◆ **Saved data entries**:
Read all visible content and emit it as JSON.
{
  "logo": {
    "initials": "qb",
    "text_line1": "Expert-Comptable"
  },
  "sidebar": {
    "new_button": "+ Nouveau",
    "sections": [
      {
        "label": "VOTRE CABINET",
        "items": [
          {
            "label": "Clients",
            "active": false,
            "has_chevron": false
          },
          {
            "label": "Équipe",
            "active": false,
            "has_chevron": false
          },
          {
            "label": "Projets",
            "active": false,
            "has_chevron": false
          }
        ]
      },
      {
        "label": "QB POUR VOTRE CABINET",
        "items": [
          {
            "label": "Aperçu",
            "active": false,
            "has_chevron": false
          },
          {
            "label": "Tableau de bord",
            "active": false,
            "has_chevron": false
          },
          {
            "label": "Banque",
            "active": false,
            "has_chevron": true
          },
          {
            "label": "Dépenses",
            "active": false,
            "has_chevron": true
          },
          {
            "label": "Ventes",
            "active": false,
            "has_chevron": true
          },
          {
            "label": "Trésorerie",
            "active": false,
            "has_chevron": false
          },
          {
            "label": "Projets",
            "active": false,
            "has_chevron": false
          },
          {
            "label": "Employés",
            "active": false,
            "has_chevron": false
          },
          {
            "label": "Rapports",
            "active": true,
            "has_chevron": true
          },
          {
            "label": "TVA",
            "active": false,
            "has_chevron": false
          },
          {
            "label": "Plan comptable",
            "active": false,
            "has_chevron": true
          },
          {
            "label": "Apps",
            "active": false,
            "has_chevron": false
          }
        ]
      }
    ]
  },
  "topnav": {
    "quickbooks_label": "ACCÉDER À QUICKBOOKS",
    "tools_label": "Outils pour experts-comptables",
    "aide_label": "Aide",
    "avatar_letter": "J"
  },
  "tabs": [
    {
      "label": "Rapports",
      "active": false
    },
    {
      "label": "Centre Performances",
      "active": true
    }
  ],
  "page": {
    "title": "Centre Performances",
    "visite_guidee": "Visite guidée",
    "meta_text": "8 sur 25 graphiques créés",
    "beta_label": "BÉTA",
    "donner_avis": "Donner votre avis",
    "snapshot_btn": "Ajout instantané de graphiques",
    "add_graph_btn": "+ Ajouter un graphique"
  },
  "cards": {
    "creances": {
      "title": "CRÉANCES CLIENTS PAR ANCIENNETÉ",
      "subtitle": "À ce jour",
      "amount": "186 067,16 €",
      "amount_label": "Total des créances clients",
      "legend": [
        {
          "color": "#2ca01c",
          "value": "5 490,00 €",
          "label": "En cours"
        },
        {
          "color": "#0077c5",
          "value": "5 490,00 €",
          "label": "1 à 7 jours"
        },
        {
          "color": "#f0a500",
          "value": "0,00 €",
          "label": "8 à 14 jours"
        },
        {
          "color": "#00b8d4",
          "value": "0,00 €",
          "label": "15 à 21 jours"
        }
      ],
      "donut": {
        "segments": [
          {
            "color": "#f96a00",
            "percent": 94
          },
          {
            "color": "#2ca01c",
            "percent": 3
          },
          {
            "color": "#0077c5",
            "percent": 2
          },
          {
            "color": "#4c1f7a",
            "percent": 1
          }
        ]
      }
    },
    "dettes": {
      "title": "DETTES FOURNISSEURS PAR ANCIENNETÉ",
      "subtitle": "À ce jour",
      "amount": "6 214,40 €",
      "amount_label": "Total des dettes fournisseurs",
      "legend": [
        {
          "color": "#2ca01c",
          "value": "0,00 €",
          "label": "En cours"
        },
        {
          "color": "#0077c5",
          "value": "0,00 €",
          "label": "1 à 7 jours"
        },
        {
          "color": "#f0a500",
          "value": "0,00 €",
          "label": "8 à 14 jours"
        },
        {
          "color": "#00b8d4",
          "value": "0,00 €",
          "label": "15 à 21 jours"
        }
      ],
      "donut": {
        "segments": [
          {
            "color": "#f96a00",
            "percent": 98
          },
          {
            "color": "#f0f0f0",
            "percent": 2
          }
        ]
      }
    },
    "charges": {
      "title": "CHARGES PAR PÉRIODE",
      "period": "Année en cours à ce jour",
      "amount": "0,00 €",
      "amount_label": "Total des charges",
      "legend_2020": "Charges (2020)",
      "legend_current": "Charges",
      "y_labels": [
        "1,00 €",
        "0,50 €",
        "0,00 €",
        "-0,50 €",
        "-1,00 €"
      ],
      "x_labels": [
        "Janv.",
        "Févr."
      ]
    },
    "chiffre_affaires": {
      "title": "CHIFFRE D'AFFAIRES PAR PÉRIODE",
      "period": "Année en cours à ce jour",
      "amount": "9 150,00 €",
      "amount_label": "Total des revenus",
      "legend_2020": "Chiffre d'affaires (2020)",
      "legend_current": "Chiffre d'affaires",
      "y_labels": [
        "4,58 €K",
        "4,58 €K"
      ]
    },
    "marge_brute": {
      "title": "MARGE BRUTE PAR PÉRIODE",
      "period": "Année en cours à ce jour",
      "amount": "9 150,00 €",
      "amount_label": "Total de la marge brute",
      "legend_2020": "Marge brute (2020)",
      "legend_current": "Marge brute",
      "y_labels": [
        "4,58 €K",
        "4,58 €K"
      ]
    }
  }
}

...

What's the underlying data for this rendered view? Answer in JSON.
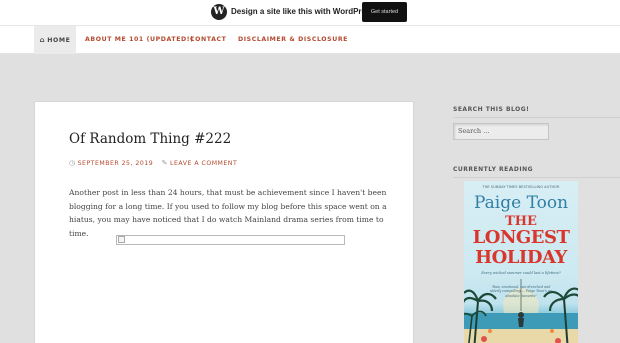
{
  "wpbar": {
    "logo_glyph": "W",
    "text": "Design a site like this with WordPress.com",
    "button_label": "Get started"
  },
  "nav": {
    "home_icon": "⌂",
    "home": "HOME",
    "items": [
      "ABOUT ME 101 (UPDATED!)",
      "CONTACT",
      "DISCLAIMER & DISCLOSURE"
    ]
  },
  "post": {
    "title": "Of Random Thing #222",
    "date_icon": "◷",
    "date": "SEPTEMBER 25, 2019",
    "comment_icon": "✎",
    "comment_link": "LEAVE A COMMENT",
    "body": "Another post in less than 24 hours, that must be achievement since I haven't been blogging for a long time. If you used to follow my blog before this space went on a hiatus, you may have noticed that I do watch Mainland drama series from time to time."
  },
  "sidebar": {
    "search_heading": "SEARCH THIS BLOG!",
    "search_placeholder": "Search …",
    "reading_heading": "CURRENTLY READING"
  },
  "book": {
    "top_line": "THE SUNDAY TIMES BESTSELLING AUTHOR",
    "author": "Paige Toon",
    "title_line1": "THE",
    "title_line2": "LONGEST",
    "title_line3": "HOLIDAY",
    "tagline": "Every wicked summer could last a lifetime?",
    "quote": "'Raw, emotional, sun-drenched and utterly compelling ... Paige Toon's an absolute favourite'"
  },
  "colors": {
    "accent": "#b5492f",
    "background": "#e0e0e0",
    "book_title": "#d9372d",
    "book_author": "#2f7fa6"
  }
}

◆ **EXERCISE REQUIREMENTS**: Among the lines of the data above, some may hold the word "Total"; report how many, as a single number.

◆ **RESULT OF THIS TASK**: 5